Microsoft has a staff compliment that is 39 percent women and employs women in 32 percent of its leadership positions.
Discovery's women employees make up 65 percent of all employees and 50 percent of leadership positions.
Cashbuild's employs just under 21 percent female staff and women fill just over 12 percent of leadership positions.
Fifteen percent of SASOL employees are women and women hold 17 percent of the leadership positions.
Investec's quotient is just under 59 percent female employees with women in 38 percent of leadership positions.
ABSA employs just over 65 percent women and women employees hold just over 38 percent of leadership positions.
Women comprise 68 percent of the staff compliment for Edgars Consolidated Stores and hold 55 percent of the leadership positions.

Figures for the companies rated in the top sixty to work for in South Africa show an average of 31 percent female employees with an average of 17 percent of leadership positions being filled by women. With women comprising 51 percent of the population, we clearly have a long way to go before we have true gender equality in the workplace in South Africa.

"We still have to fight to be CEOs, to be in boards and executive management. We have to use these positions to change things in private, public and social sectors once we are appointed and not maintain the status quo," said Deputy President Mlambo-Ngcuka at the launch of the Progressive Women's Movement on 9th August 2006.

A 2006 study of gender equality in the newsrooms across South Africa indicates that there was no emotional commitment to equity - but rather that it was viewed as another box to tick. "The golf course and the pub remain the main sites of doing business, making contacts. To play the game, you've got to imbibe this culture," said Ferial Haffajee, editor of the Mail & Guardian, addressing a meeting of the International Women's Media Foundation in July this year.
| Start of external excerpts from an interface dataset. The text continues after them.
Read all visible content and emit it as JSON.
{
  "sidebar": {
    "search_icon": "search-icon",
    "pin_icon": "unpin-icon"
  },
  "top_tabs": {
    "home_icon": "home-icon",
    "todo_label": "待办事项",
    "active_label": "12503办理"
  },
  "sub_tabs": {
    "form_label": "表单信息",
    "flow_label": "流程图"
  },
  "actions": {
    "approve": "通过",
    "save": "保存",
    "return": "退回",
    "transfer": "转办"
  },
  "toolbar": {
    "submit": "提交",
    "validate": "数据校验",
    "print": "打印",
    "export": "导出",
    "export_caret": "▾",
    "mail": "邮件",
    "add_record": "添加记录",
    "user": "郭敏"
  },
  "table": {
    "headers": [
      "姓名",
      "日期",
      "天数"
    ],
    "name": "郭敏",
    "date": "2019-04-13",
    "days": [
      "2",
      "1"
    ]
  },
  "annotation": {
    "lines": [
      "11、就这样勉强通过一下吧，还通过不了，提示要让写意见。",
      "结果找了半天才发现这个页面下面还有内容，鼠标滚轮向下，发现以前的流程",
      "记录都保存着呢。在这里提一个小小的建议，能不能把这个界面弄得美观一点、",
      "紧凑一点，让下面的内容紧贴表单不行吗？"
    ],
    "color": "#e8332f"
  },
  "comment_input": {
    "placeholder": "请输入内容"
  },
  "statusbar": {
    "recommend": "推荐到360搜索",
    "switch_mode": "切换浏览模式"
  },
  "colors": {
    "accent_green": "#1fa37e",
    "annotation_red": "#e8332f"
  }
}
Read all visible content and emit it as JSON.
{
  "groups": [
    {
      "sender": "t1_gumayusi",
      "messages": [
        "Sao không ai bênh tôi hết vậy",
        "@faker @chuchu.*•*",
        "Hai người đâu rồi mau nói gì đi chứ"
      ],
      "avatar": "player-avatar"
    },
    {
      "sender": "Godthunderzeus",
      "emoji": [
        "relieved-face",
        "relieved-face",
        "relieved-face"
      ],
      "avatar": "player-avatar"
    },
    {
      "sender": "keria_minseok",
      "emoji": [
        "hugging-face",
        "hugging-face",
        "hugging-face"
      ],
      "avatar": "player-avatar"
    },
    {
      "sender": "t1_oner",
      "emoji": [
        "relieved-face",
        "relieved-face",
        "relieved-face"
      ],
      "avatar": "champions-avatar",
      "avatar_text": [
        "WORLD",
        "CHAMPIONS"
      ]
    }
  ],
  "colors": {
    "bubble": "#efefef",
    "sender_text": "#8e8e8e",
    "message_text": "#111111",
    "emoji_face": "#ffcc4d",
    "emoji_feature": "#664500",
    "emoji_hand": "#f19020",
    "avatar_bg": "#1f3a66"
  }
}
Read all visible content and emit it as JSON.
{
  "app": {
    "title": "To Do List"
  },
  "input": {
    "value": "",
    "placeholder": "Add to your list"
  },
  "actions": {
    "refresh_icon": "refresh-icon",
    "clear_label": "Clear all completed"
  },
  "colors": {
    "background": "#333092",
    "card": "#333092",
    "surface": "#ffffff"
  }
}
When editors - people who tailor how others read the news - say: "Do we really have to give women four months maternity leave? It's ridiculous. Why do I have to pay a premium for female skills. Eish!" We know for sure that while perceptions are changing and that gender disparity in the work place is easing… it's still going to be a generation or two before an almost automatic, symptomatic and ingrained discrimination against the fairer sex is behind us.
Last Updated ( Sunday, 10 May 2015 )